A number of security issues have been identified in a variety of smart electric vehicle (EV) chargers, according to software specialists. They could turn the chargers on and off remotely and manage the charge state, speed and timing of their car charger, disable the owner’s access, and lock or unlock the charging cord. Researchers at Pen Test Partners discovered that devices from Wallbox and Project EV, both licensed for sale in the UK by the Department for Transport, were quite inadequately secure.

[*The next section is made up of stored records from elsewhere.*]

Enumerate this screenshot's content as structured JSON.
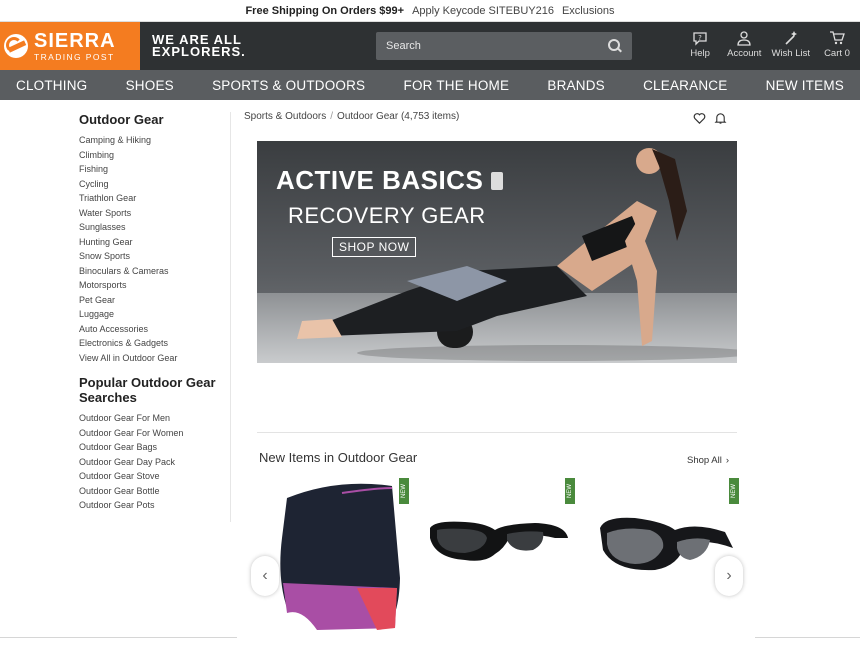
{
  "promo": {
    "shipping": "Free Shipping On Orders $99+",
    "keycode": "Apply Keycode SITEBUY216",
    "exclusions": "Exclusions"
  },
  "header": {
    "logo_main": "SIERRA",
    "logo_sub": "TRADING POST",
    "tagline_1": "WE ARE ALL",
    "tagline_2": "EXPLORERS.",
    "search_placeholder": "Search",
    "links": {
      "help": "Help",
      "account": "Account",
      "wishlist": "Wish List",
      "cart": "Cart 0"
    }
  },
  "nav": [
    "CLOTHING",
    "SHOES",
    "SPORTS & OUTDOORS",
    "FOR THE HOME",
    "BRANDS",
    "CLEARANCE",
    "NEW ITEMS"
  ],
  "sidebar": {
    "heading": "Outdoor Gear",
    "items": [
      "Camping & Hiking",
      "Climbing",
      "Fishing",
      "Cycling",
      "Triathlon Gear",
      "Water Sports",
      "Sunglasses",
      "Hunting Gear",
      "Snow Sports",
      "Binoculars & Cameras",
      "Motorsports",
      "Pet Gear",
      "Luggage",
      "Auto Accessories",
      "Electronics & Gadgets",
      "View All in Outdoor Gear"
    ],
    "popular_heading": "Popular Outdoor Gear Searches",
    "popular": [
      "Outdoor Gear For Men",
      "Outdoor Gear For Women",
      "Outdoor Gear Bags",
      "Outdoor Gear Day Pack",
      "Outdoor Gear Stove",
      "Outdoor Gear Bottle",
      "Outdoor Gear Pots"
    ]
  },
  "breadcrumb": {
    "parent": "Sports & Outdoors",
    "separator": "/",
    "current": "Outdoor Gear (4,753 items)"
  },
  "banner": {
    "title": "ACTIVE BASICS",
    "subtitle": "RECOVERY GEAR",
    "cta": "SHOP NOW"
  },
  "new_items": {
    "heading": "New Items in Outdoor Gear",
    "shop_all": "Shop All",
    "tag": "NEW"
  },
  "colors": {
    "brand_orange": "#f47c20",
    "header_dark": "#2e3133",
    "nav_gray": "#5a5d60"
  }
}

According to cybersecurity researcher, Vangelis Stykas, an attacker could take full control of the charger, obtain full access and erase the typical owner’s access on the charger of Wallbox. It might also be possible to prevent them from charging their own automobiles while charging an attacker’s vehicle for free. Also, since Project EV’s authentication was so basic, an attacker could quickly elevate to administrator and alter the firmware of all the chargers. Altering the device’s code would allow an attacker to disable the charger permanently or use it to target additional chargers or servers. Some EV chargers include a Raspberry Pi compute module, which may make all stored data, including passwords and the Wi-Fi pre-shared key (PSK), easily accessible. One of the EV charger platforms had no authorization at all and knowing a short, predictable device ID allowed full remote control of the charger. In situations where the chargers were connected through Wi-Fi, hackers may potentially penetrate a home network using the charger as a pivot.

Pen Test Partners thinks that some of the vulnerabilities it discovered might be exploited to manage several charges at the same time, allowing an attacker to overwhelm the electrical grid in some regions and create blackouts, owing to the large swings in power demand as reserve capacity struggles to maintain grid frequency. Several of the six different and popular brands (Project EV, Wallbox, EVBox, EO Hub, Rolec, and Hypervolt) charging devices they looked at had account hijack vulnerabilities in their APIs. All were eligible for UK government grant money and featured well-known European and American companies. Although the majority of the issues have been resolved, charge point users are urged to upgrade their devices with the most recent software updates.

Written by Nishat Mowla